hand, Albert formed an alliance with Philip le Bel of France, secured the neutrality of Sax ony and Brandenburg, and by a sudden irrup tion into the electorate of Mainz forced the archbishop not only to renounce his alliance with the Pope, but to form one with him for the five ensuing years. In April 1301 Bold face forbade all submission to Albert until he would go to Rome and repair his crimes. The next year Albert entered into negotiations with the Pope, in which he again showed the duplicity of his character. He broke his al liance with Philip, acknowledged that the West ern Empire was a grant from the Popes to the emperors, that the electors derived their right of choosing from the see of Rome and prom ised to defend with arms the rights of the Pope whenever he should demand it, against any one.

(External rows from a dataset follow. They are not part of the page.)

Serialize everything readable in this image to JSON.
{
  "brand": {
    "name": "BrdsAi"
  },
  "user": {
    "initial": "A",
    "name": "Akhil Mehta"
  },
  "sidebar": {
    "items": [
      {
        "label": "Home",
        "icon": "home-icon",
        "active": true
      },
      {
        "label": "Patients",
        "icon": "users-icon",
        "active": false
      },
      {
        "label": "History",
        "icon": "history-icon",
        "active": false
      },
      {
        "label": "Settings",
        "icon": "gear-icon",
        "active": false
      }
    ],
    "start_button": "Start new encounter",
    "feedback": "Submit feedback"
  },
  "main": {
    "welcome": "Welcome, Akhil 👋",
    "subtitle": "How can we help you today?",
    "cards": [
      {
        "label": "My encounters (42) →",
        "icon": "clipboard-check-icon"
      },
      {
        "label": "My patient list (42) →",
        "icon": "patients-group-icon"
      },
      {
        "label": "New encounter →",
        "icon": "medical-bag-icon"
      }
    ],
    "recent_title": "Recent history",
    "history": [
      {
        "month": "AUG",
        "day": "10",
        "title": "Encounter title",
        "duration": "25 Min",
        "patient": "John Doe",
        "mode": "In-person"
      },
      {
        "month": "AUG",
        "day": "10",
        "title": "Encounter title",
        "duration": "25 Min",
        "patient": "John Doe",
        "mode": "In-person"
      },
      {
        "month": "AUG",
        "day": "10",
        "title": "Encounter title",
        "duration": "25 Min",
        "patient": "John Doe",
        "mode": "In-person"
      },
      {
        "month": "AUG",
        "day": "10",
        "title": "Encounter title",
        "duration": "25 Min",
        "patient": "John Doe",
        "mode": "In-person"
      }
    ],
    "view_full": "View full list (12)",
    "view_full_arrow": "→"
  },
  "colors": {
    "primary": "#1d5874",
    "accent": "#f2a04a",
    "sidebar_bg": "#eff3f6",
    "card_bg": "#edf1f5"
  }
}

As a reward Boniface excommuni cated Philip, proclaimed him to have forfeited his crown and gave the kingdom of France to Albert. Philip in revenge annoyed and per secuted the Pope.

Albert was engaged in unsuccessful wars with Holland, Zealand, Friesland, Hungary, Bohemia and Thuringia. While preparing to revenge a defeat which lie had suffered in Thuringia he received the news of the revolt of the Swiss and saw himself obliged to direct his forces thither. The revolt of Unterwalden, Schwyz and Uri had broken out 1 Jan: 1308. Albert had not only foreseen this consequence of his oppression but desired it, in order to have a pretense for subjugating Switzerland entirely to himself. A new act of injustice, however, put an end to his ambition and life. Suabia was the inheritance of John, the son of his younger 'brother Rudolph. John had repeatedly asserted his right to it, but in vain. When Albert set out for Switzerland John re newed his demand, which was contemptuously rejected by Albert. John, in revenge, con spired with his governor, Walter of Eschen bach, and three friends against the life of Al bert. The conspirators took advantage of the moment when the Emperor, on his way to Rheinfelden, was separated from his train by the river Reuss, and assassinated him.